At a lull in the conversation, Aadila piped up again. “You know, my supervisor told me that Nancy always brought a large digital clock to her class on Space and Time, set it in front of her, and dismissed the class at five to the hour, each and every session,” she told the others. Brows furrowed. “What a relief to not be herded so fast in and out of overstuffed classrooms, eh?” Aadila surreptitiously explained to the young ones who couldn’t understand.
“Maybe I’ll teach a new class on time and space,” Zina exited the conference and wandered on in her thoughts.
Zina regularly woke to seminar ideas rattling around her brain, a brain newly refreshed by a sabbatical year. She had used the year to read beyond her comfort zone, to learn about nature, driven by nothing other than curiosity and the happenstance of book recommendations and paperback finds. It gave her new words and metaphors, not just novel information. As the year had stretched on, her desperately uncomfortable time as an adjunct teacher receded fuzzily as a grim memory. Her energies once taken up with stewing in resentment, staving off fear and financial insecurity, were now directed by intellectual propulsion alone, opened up again to ideas for their own sake, to see where they might lead her and her students. Curiosity, creative thinking, reconsideration of the accepted: all habits of mind she could actively encourage in her students, because she and they had the time to wander and wonder. The abolition of national armies had freed up some pretty generous budgets to support teaching and learning.
Zina came back to musing on her class preparations.
“History is never really settled so long as people continue to read, think, refuse, and challenge.” Excessively earnest, maybe, but Zina still thought it an appropriately inspiring sentence with which to end her lecture. No longer mistaking the classroom for a theatre of visual entertainment, her students didn’t seem to mind earnest anymore.

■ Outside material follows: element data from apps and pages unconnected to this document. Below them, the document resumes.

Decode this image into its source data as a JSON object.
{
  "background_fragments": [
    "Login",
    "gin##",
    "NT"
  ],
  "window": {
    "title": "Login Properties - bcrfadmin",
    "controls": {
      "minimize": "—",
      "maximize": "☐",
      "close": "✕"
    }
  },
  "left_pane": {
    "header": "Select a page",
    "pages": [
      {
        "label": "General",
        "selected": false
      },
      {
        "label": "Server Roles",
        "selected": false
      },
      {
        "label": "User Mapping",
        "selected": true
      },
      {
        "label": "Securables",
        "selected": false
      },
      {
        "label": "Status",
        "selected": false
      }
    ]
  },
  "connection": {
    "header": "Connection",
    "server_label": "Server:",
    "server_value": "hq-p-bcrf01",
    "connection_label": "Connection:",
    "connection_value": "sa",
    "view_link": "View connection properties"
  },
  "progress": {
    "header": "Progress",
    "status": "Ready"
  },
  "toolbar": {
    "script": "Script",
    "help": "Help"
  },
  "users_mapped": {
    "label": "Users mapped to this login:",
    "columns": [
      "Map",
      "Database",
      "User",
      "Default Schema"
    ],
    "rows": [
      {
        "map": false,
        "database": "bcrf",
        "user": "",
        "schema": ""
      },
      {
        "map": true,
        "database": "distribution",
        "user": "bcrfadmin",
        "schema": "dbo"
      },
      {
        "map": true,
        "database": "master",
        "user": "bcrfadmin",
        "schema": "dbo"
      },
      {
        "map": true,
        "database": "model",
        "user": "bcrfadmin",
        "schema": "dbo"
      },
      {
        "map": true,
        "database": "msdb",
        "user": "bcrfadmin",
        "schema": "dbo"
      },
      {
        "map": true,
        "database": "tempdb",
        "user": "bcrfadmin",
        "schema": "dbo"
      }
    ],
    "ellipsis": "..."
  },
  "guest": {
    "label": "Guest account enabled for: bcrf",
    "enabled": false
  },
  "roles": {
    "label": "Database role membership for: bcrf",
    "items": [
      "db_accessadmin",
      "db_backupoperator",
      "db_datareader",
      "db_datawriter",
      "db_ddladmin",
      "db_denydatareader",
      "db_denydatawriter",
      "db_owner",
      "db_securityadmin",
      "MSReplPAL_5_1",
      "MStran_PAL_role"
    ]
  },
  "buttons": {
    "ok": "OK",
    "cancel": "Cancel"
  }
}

Cite as: Allen, Lori. 2020. “Academic Freedom of the Future.” In “Post-Covid Fantasies,” Catherine Besteman, Heath Cabot, and Barak Kalir, editors, American Ethnologist website, 19 October 2020, [https://americanethnologist.org/panel/pages/features/pandemic-diaries/post-covid-fantasies/academic-freedom-of-the-future/edit]
Lori Allen is a Reader in Anthropology at SOAS.